Lawyers in the [Virtual] Classroom: How a Decades-Old CBA Program Adapted to the Pandemic By Daniel J. Berkowitz, CBA Editorial Board Member A s students all around Chicago have returned to the classroom this fall, whether virtually, in-
only provides opportunities for students to understand the constitution better and how it applies to their lives, it also allows students to consider how they might be able to effect change in their community, state and beyond,” said Watson. The attorney volunteers likewise recog- nized the importance of keeping the pro- gram going. BenjaminT. Kurtz, Partner at Kirkland&Ellis, LLP, who has volunteered since he was a young associate in 2007, recalls “being mentored early on, that no matter how busy I got, I must always take time to give back and make a positive dif- ference in my community.” He sees the LIC program as “a great vessel to do that.” Kurtz found that for many of the students, the attorney volunteers “are the first lawyers they’ve met.” He sees it as a privilege to expose them to “the practice of law as a profession that, at the end of the day, exists to seek justice, right wrongs, and protect rights.” The LIC program exposes students to how lawyers think through and attack problems. “Students come to see that they possess these same critical think- ing skills,” said Kurtz. “The law becomes accessible, and students feel empowered to engage civically, or perhaps even consider a career in law.” Given the importance of the LIC program, all stakeholders were steadfast in seeing it continue. Over the summer, Watson scheduled remote attorney infor- mation training sessions for attorney vol- unteers “to learn about how the program would be administered, how to impart the lessons remotely, where to access remote curriculummaterials for visits and all other valuable information.” She also held a remote school partner information session for new and returning teacher and admin- istrators to provide the same information virtually, “including how they would now be partnering with their attorney/attorney teams prior to and during remote visits.”
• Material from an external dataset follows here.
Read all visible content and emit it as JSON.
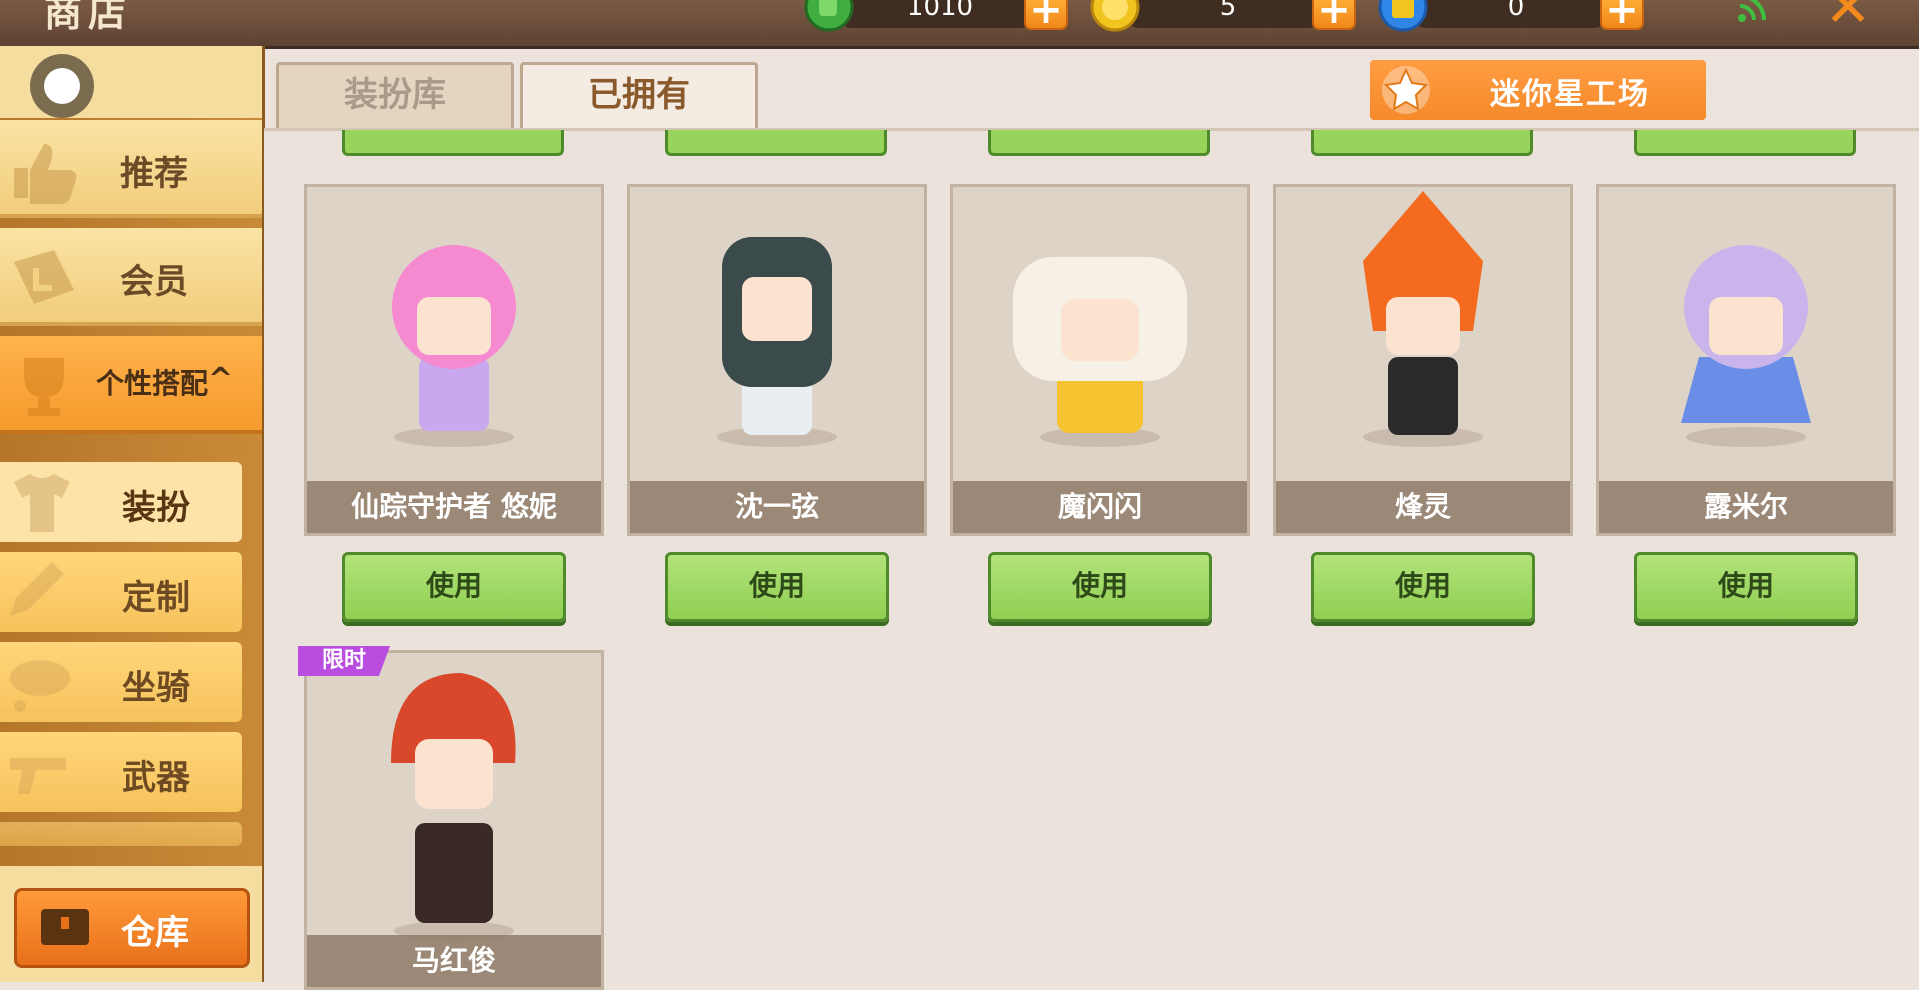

The remote LIC program officially launched on September 8, 2020. Accord- ing to Watson, “despite the program’s operational change, attorneys, teachers and school administrators remain engaged and excited to connect with schools and stu- dents just as they have in previous years.” From the attorney volunteer perspec- tive, Kurtz has observed the same level of dedication. He reports that “interest and participation” among the Kirkland & Ellis volunteers “remains as high as ever.” Kurtz states the volunteers are “prepared to take our tried and true lessons to the virtual classroom and expect to have another stel- lar year of engagement.” While Kurtz andWatson both expressed a desire to see the program return to its in-person format as soon as it is safe to do so, they recognized some changes brought about by Covid-19 may be here to stay. Watson, for example, found that pro- viding attorney and school partner infor- mation sessions remotely created “more clarity for all parties involved and allows for more attorney volunteers to become involved and equipped even sooner than previous years.” Additionally, using Google Docs to allow new and returning teacher/ administrator partners to provide their availability for classroom visits online allowed Watson to “more efficiently and quickly connect school partners with attorney volunteers.” Attorneys or teachers interested in vol- unteering with the program should contact Tiffani Watson via email at twatson@ chicagobar.org.
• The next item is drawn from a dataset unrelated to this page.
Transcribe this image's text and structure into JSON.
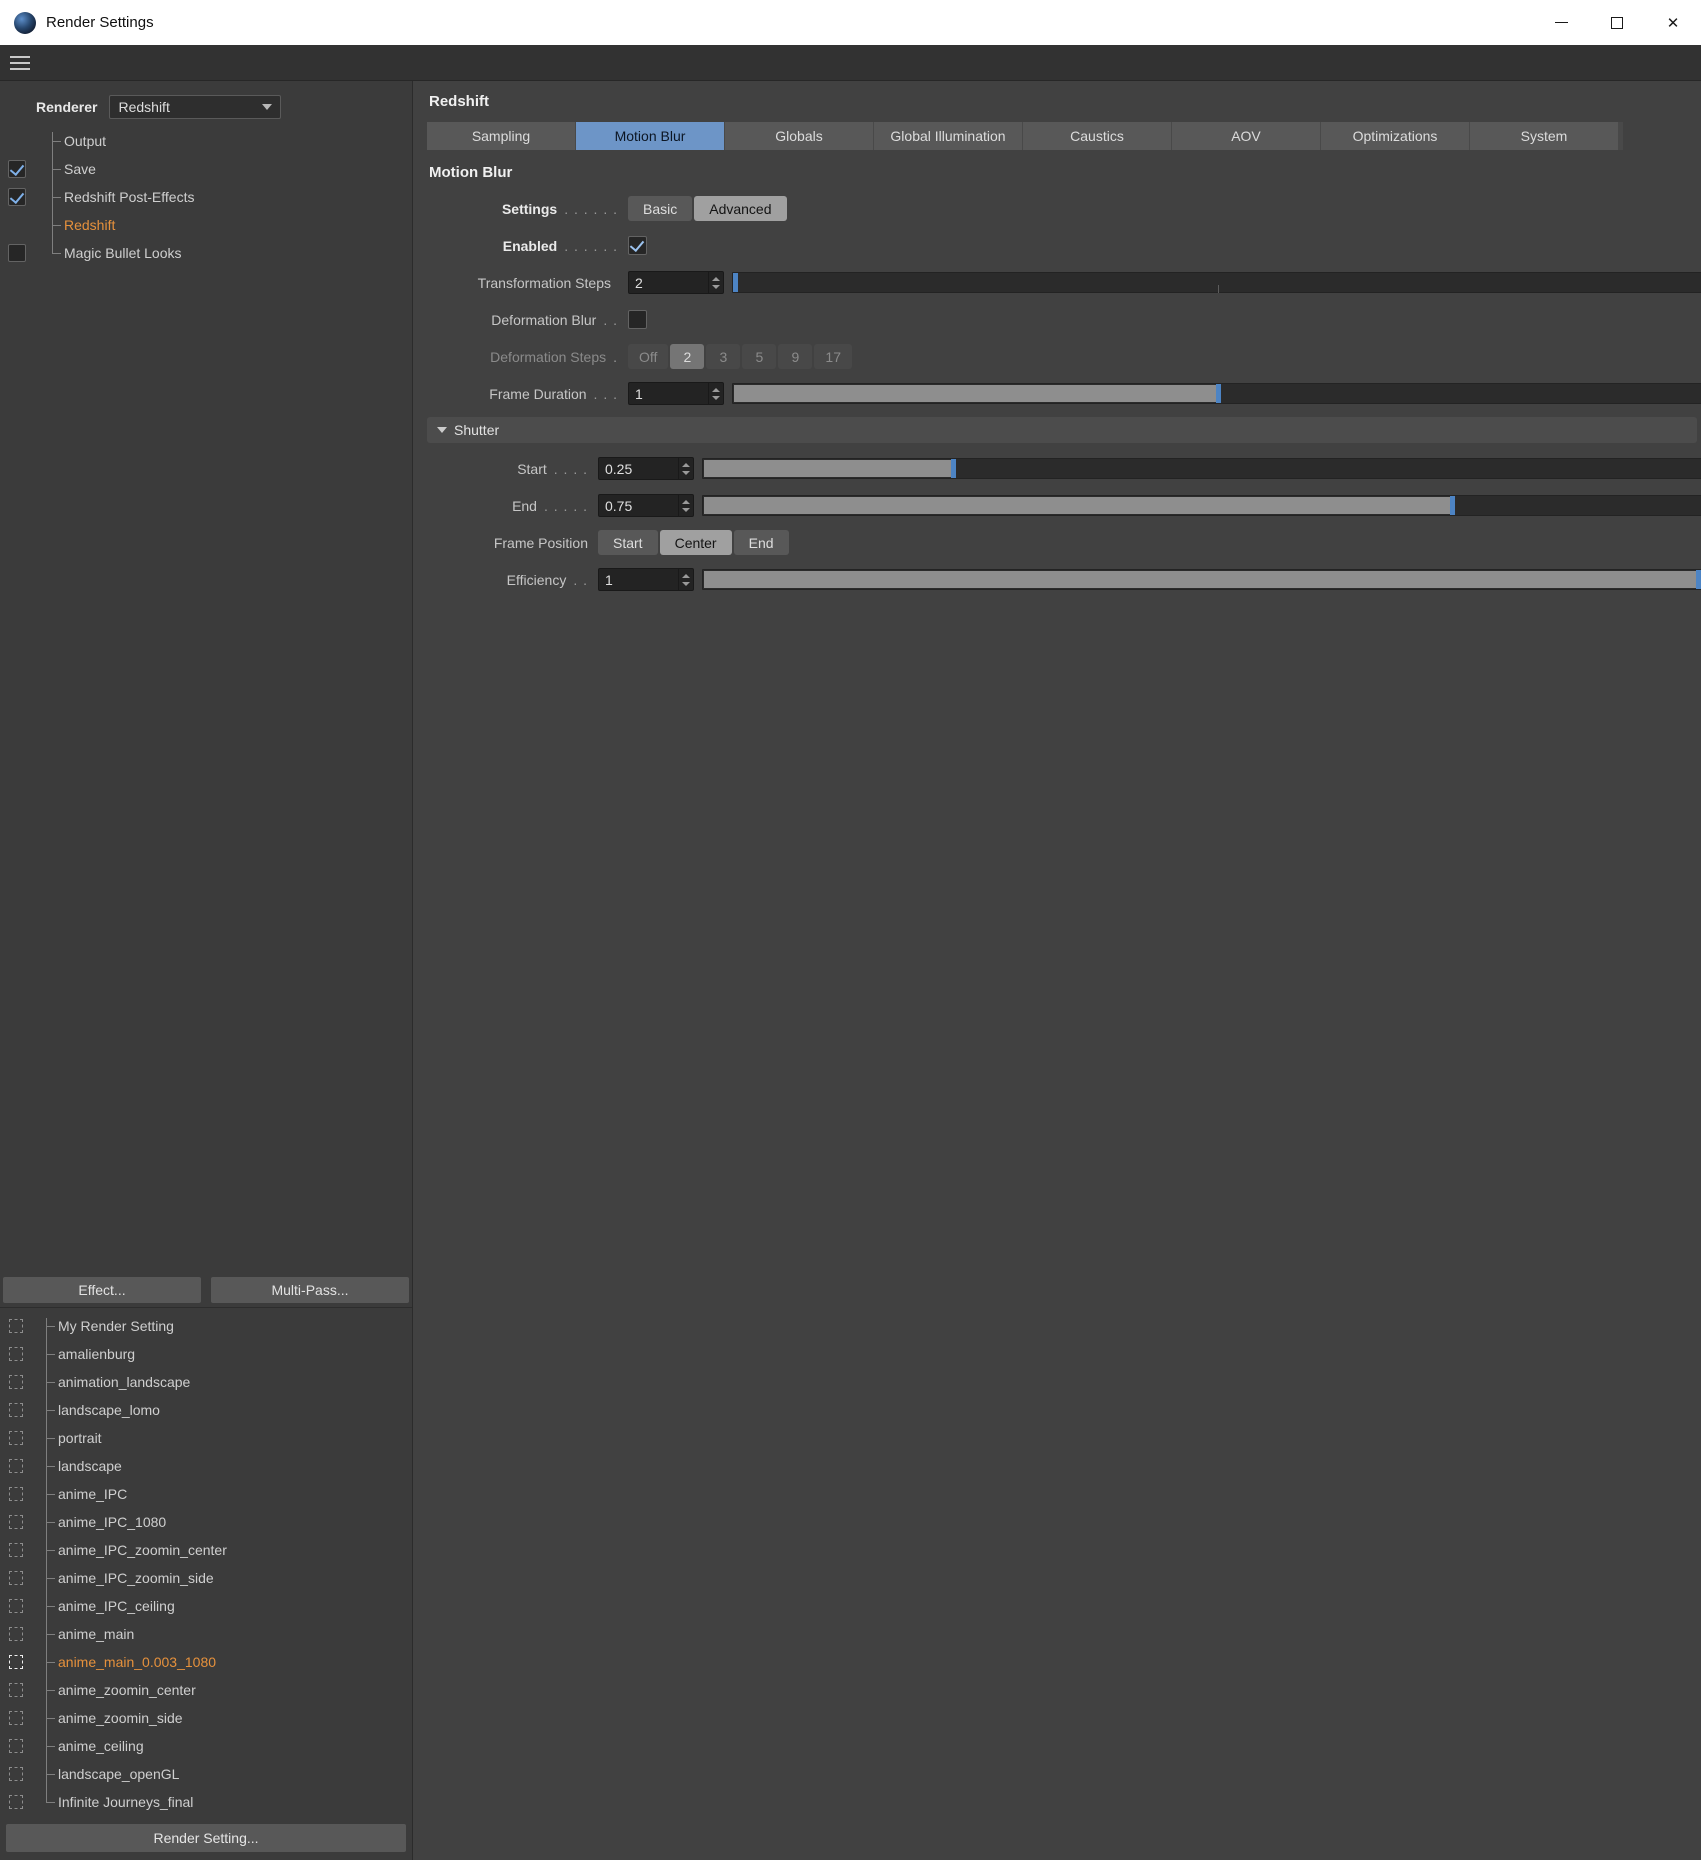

person, or using a hybrid approach, so have the attorney volunteers in the long- running Edward J. Lewis II Lawyers in the Classroom (“LIC”) program. This year, for the first time, the LIC program has gone completely digital, allowing teachers to invite attorneys into their classrooms virtually to teach second-through-eighth- grade students about their rights and responsibilities under the law. The LIC Program—which was first ini- tiated by the Constitutional Rights Foun- dation of Chicago (“CRFC”) in the late 1980s, and transitioned to a CBA program in November 2019, following the closure of CRFC—was disrupted in March, like so many other aspects of our lives. The burden of re-envisioning the program in virtual form fell on LIC Program Director Tiffani M. Watson, M.Ed., herself a former middle and high school teacher and school administrator. “For over 30 years,” explained Watson, “new and returning attorney volunteers were trained on the LIC curriculum and the program’s specifics in-person via attor- ney information and training sessions before the start of the school year.” Those attorney volunteers were then partnered with teachers in classrooms across Chi- cagoland and visited three times over the course of 10-months. At each visit, the attorney volunteers would teach different lessons from the LIC Program curriculum. This year, rather than hold in-person training or schedule in-person classroom visits, Watson used her teaching back- ground and knowledge, to convert the tangible LIC curriculum materials into remote resources for teachers and attorney volunteers to access and use remotely. For her, the programwas too important to wait for a year (or longer): “The program not
Daniel J. Berkowitz is an Assistant Attorney General assigned to the General Law Bureau of the Illinois Office of the Attorney General.